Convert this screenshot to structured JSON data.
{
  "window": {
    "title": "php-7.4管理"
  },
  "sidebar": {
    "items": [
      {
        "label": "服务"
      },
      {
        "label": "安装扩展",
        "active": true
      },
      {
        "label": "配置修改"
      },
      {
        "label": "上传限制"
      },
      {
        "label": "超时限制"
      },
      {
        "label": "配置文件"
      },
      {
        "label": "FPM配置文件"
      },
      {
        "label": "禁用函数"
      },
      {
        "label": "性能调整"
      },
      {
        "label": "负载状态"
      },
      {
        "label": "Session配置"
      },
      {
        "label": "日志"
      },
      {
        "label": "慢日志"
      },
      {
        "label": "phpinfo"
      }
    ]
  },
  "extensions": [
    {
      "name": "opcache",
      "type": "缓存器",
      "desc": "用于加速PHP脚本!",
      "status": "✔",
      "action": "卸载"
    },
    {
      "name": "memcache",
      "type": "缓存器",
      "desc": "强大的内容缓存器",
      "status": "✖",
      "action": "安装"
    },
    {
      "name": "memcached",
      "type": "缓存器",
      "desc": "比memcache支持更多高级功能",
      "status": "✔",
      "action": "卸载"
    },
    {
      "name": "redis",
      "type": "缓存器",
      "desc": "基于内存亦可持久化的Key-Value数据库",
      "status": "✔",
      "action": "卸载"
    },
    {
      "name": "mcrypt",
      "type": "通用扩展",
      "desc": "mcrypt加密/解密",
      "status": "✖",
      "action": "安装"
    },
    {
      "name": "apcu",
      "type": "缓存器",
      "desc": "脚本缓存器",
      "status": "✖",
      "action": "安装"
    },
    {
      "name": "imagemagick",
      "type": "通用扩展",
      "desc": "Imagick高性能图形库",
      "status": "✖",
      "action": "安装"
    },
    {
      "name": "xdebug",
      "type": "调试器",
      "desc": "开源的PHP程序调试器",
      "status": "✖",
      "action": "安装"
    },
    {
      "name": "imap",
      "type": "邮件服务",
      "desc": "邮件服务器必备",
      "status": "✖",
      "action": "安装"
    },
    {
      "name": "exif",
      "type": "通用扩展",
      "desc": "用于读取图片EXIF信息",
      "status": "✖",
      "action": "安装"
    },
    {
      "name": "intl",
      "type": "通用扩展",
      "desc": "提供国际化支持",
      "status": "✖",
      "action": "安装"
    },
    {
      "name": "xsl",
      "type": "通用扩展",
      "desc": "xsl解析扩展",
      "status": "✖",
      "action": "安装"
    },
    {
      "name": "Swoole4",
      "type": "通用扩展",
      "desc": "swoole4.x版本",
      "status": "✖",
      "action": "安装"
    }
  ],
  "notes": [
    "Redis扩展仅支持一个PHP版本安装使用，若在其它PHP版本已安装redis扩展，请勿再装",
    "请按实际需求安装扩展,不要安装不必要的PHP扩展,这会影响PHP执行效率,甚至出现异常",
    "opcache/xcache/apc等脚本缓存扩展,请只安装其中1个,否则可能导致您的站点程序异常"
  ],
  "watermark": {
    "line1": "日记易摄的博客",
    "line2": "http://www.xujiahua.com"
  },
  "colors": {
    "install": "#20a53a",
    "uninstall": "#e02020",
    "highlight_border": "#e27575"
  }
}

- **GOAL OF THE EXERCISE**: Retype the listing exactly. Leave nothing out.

- **RESULT**:
Convert this screenshot to structured JSON data.
{
  "window": {
    "title": "php-7.4管理"
  },
  "sidebar": {
    "items": [
      {
        "label": "服务"
      },
      {
        "label": "安装扩展",
        "active": true
      },
      {
        "label": "配置修改"
      },
      {
        "label": "上传限制"
      },
      {
        "label": "超时限制"
      },
      {
        "label": "配置文件"
      },
      {
        "label": "FPM配置文件"
      },
      {
        "label": "禁用函数"
      },
      {
        "label": "性能调整"
      },
      {
        "label": "负载状态"
      },
      {
        "label": "Session配置"
      },
      {
        "label": "日志"
      },
      {
        "label": "慢日志"
      },
      {
        "label": "phpinfo"
      }
    ]
  },
  "extensions": [
    {
      "name": "opcache",
      "type": "缓存器",
      "desc": "用于加速PHP脚本!",
      "status": "✔",
      "action": "卸载"
    },
    {
      "name": "memcache",
      "type": "缓存器",
      "desc": "强大的内容缓存器",
      "status": "✖",
      "action": "安装"
    },
    {
      "name": "memcached",
      "type": "缓存器",
      "desc": "比memcache支持更多高级功能",
      "status": "✔",
      "action": "卸载"
    },
    {
      "name": "redis",
      "type": "缓存器",
      "desc": "基于内存亦可持久化的Key-Value数据库",
      "status": "✔",
      "action": "卸载"
    },
    {
      "name": "mcrypt",
      "type": "通用扩展",
      "desc": "mcrypt加密/解密",
      "status": "✖",
      "action": "安装"
    },
    {
      "name": "apcu",
      "type": "缓存器",
      "desc": "脚本缓存器",
      "status": "✖",
      "action": "安装"
    },
    {
      "name": "imagemagick",
      "type": "通用扩展",
      "desc": "Imagick高性能图形库",
      "status": "✖",
      "action": "安装"
    },
    {
      "name": "xdebug",
      "type": "调试器",
      "desc": "开源的PHP程序调试器",
      "status": "✖",
      "action": "安装"
    },
    {
      "name": "imap",
      "type": "邮件服务",
      "desc": "邮件服务器必备",
      "status": "✖",
      "action": "安装"
    },
    {
      "name": "exif",
      "type": "通用扩展",
      "desc": "用于读取图片EXIF信息",
      "status": "✖",
      "action": "安装"
    },
    {
      "name": "intl",
      "type": "通用扩展",
      "desc": "提供国际化支持",
      "status": "✖",
      "action": "安装"
    },
    {
      "name": "xsl",
      "type": "通用扩展",
      "desc": "xsl解析扩展",
      "status": "✖",
      "action": "安装"
    },
    {
      "name": "Swoole4",
      "type": "通用扩展",
      "desc": "swoole4.x版本",
      "status": "✖",
      "action": "安装"
    }
  ],
  "notes": [
    "Redis扩展仅支持一个PHP版本安装使用，若在其它PHP版本已安装redis扩展，请勿再装",
    "请按实际需求安装扩展,不要安装不必要的PHP扩展,这会影响PHP执行效率,甚至出现异常",
    "opcache/xcache/apc等脚本缓存扩展,请只安装其中1个,否则可能导致您的站点程序异常"
  ],
  "watermark": {
    "line1": "日记易摄的博客",
    "line2": "http://www.xujiahua.com"
  },
  "colors": {
    "install": "#20a53a",
    "uninstall": "#e02020",
    "highlight_border": "#e27575"
  }
}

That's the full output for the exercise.